Amanda Briggs admits she was hesitant to hire a chef who hasn’t worked in a busy commercial kitchen in nearly a decade. But, she said, that Steck’s skills and collaborative nature won over both owners. “She’s not pretentious. She’s not about putting her name on something,” Amanda Briggs says. “Yet she came in and wowed us with some of her own stuff.”
Steck’s skills shouldn’t be so surprising. Before her long stint at Fannie Mae, she worked for six years under Ann Cashion and José Andrés at Jaleo. She was also the executive sous chef at the now-shuttered Butterfield 9. Steck couldn’t be happier being back in a real kitchen.
“I love being back where I can see people. And getting feedback, good or bad,” she wrote me via e-mail. “I was able to cook whatever I wanted at Fannie, but it was for a few people who were working, not out enjoying food.”
Steck has lightened up the existing Zest menu for summer, she says, and added a few new dishes, including a pork tenderloin with a spicy peach chutney and a garlic breast of chicken. She has even hired a new sous chef to replace the one who abruptly left. Steck has hired pastry chef Erin Baehman, whose work has graced menus at Nage and Marvin, to be her sous and help bolster the dessert options at Zest.
Since she started in May, Steck has even had to jump on the line some nights. It has helped to knock the rust off after so long in a corporate dining room.
“I worked saute Thursday night, Friday day and night, Saturday day and night, Sunday day and night,” Steck wrote last week. “I will take on any 25 year old you want to throw at me and show them how it’s done and send them home with more respect for Mommy. There was a learning curve, and I will never be the fastest, but my food is beautiful and tastes great (she said humbly).”

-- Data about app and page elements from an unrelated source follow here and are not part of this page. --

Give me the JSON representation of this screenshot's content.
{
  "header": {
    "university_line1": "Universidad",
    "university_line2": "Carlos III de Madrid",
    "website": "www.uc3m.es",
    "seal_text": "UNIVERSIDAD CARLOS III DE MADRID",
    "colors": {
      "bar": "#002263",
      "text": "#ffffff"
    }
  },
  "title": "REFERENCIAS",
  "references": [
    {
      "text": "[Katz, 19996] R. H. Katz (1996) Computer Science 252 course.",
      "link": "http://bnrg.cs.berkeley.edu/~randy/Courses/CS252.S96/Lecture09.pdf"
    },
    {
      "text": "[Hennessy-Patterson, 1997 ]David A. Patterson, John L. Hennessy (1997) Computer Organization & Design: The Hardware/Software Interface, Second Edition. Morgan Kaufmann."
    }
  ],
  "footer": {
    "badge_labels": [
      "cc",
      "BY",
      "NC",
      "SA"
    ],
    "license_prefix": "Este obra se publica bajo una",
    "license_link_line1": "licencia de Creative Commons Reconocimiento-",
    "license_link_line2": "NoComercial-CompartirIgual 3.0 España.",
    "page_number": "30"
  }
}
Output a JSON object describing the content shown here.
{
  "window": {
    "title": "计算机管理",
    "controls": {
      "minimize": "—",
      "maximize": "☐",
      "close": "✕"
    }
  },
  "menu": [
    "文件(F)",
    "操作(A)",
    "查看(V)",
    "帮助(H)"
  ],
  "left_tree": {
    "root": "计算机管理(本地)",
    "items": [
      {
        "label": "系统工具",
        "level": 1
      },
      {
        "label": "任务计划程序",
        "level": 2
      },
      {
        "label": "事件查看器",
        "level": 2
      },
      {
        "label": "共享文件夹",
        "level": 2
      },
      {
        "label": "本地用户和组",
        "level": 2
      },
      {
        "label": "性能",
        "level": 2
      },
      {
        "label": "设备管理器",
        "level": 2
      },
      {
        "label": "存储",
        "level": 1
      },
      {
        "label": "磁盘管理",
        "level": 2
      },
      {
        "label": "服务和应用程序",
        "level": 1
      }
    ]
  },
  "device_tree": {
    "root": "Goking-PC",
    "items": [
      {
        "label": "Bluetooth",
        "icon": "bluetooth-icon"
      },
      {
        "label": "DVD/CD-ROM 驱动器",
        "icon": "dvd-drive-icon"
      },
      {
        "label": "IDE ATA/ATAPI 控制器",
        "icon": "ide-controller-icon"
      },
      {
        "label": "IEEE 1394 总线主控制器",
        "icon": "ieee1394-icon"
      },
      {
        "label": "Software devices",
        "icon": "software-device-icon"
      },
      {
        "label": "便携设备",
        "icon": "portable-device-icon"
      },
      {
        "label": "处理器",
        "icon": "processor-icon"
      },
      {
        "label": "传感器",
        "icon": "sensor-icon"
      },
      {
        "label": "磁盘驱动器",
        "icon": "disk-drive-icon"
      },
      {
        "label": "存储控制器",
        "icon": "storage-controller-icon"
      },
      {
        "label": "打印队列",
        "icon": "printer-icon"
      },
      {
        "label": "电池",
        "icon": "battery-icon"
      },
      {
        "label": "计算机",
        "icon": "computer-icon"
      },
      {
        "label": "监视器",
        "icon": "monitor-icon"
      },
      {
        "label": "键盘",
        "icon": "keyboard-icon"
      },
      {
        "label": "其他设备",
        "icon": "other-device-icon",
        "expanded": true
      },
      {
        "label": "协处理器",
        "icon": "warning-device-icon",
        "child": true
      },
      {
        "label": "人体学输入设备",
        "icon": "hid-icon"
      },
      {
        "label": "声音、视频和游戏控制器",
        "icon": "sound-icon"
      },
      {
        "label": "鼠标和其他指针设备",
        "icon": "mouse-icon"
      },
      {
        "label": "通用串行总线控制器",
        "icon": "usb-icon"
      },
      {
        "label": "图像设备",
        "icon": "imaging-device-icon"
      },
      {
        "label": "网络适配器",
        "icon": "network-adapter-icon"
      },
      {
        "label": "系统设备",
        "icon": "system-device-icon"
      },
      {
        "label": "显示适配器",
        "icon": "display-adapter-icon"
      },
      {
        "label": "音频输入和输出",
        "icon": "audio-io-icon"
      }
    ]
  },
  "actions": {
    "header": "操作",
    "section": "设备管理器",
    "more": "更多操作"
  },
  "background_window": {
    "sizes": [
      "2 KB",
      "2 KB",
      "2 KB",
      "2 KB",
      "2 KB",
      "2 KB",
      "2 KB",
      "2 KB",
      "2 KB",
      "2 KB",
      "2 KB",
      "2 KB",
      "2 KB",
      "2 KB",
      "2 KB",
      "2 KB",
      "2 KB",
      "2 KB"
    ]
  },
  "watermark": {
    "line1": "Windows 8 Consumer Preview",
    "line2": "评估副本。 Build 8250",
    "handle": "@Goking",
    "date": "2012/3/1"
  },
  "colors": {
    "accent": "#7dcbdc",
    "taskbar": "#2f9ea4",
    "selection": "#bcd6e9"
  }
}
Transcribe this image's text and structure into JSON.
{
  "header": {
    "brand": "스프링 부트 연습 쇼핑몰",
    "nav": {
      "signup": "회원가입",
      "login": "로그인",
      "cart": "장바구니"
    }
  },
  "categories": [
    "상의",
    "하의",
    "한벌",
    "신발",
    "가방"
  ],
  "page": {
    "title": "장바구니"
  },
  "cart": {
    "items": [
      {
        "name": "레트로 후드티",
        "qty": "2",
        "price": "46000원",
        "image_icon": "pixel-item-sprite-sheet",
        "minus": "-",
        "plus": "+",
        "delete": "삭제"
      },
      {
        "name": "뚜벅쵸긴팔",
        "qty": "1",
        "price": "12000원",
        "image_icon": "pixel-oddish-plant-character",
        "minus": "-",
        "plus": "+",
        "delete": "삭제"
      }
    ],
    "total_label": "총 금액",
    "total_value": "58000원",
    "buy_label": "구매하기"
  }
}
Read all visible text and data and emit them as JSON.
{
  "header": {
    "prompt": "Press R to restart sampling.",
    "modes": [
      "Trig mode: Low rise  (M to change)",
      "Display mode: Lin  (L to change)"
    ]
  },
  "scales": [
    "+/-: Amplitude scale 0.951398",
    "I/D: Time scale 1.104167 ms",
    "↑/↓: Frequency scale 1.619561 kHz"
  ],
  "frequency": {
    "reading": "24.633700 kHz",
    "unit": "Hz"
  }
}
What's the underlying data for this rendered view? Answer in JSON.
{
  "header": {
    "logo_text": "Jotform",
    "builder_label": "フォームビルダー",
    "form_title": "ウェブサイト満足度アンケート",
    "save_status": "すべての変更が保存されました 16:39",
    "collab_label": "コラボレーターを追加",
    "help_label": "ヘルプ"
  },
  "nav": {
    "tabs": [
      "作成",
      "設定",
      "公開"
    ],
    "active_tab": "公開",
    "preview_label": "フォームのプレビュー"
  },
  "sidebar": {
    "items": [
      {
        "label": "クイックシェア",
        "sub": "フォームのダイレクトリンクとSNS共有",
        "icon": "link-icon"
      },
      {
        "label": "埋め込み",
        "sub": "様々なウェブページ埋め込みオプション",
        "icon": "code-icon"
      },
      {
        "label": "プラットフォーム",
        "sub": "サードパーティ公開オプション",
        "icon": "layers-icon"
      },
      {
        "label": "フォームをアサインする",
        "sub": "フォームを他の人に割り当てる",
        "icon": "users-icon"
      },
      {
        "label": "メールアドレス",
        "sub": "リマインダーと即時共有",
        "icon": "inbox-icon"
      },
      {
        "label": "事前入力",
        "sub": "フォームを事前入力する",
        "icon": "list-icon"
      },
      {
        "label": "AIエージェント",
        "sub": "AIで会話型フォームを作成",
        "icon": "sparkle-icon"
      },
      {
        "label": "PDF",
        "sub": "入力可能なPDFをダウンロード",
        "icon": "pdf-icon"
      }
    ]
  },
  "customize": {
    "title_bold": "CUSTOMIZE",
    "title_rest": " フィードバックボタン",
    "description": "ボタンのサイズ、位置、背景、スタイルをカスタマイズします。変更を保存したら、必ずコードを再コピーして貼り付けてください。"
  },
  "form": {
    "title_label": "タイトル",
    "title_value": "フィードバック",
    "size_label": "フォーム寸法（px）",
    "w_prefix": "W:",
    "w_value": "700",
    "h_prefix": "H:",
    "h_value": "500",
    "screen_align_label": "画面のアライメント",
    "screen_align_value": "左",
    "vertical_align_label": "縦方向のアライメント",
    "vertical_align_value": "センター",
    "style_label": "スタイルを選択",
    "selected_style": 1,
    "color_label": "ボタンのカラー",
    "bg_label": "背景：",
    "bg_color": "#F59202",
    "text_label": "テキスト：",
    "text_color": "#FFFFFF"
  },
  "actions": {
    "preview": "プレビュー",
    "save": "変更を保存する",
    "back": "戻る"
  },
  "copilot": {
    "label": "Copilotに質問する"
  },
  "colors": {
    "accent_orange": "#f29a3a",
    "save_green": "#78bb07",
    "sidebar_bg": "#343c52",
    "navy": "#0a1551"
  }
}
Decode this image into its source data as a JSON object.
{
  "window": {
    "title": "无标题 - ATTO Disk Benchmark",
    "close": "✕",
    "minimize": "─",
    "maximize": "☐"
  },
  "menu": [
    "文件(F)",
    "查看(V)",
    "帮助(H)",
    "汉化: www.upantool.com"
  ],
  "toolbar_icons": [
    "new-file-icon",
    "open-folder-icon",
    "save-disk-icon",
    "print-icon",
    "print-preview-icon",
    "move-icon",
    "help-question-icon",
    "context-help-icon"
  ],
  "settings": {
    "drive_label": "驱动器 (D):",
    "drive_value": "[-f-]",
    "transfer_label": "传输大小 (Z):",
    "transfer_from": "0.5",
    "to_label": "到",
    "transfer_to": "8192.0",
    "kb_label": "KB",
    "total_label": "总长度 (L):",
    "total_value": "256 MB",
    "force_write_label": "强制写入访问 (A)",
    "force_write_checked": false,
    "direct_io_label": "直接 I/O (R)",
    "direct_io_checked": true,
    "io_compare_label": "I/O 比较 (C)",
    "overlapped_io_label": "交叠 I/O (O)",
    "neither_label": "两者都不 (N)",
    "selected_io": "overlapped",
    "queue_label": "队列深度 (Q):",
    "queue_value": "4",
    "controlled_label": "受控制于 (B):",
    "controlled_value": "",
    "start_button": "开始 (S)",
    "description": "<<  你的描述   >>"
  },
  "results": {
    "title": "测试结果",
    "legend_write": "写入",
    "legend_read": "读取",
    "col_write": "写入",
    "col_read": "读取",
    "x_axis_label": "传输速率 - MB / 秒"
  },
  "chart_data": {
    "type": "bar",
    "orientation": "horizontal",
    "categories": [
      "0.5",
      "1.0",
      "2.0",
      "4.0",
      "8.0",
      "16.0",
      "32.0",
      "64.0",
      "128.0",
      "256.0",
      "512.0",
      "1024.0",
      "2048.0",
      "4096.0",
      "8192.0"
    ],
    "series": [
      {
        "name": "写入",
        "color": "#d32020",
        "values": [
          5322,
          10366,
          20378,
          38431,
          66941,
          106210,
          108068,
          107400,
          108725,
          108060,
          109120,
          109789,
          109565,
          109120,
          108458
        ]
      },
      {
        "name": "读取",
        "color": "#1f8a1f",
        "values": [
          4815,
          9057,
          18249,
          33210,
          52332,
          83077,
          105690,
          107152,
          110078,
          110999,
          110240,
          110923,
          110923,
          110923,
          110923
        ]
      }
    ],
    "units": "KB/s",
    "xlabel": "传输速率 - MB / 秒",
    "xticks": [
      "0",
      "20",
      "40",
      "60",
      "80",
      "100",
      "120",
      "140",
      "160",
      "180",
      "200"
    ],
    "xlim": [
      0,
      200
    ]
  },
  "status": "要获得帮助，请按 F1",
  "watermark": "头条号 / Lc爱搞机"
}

You’ll have to decide for yourself on the food front. Steck is also the wife of Charles Steck, a long-time contributing photographer to City Paper, and I consider her a friend. I will recuse myself from reviewing her food.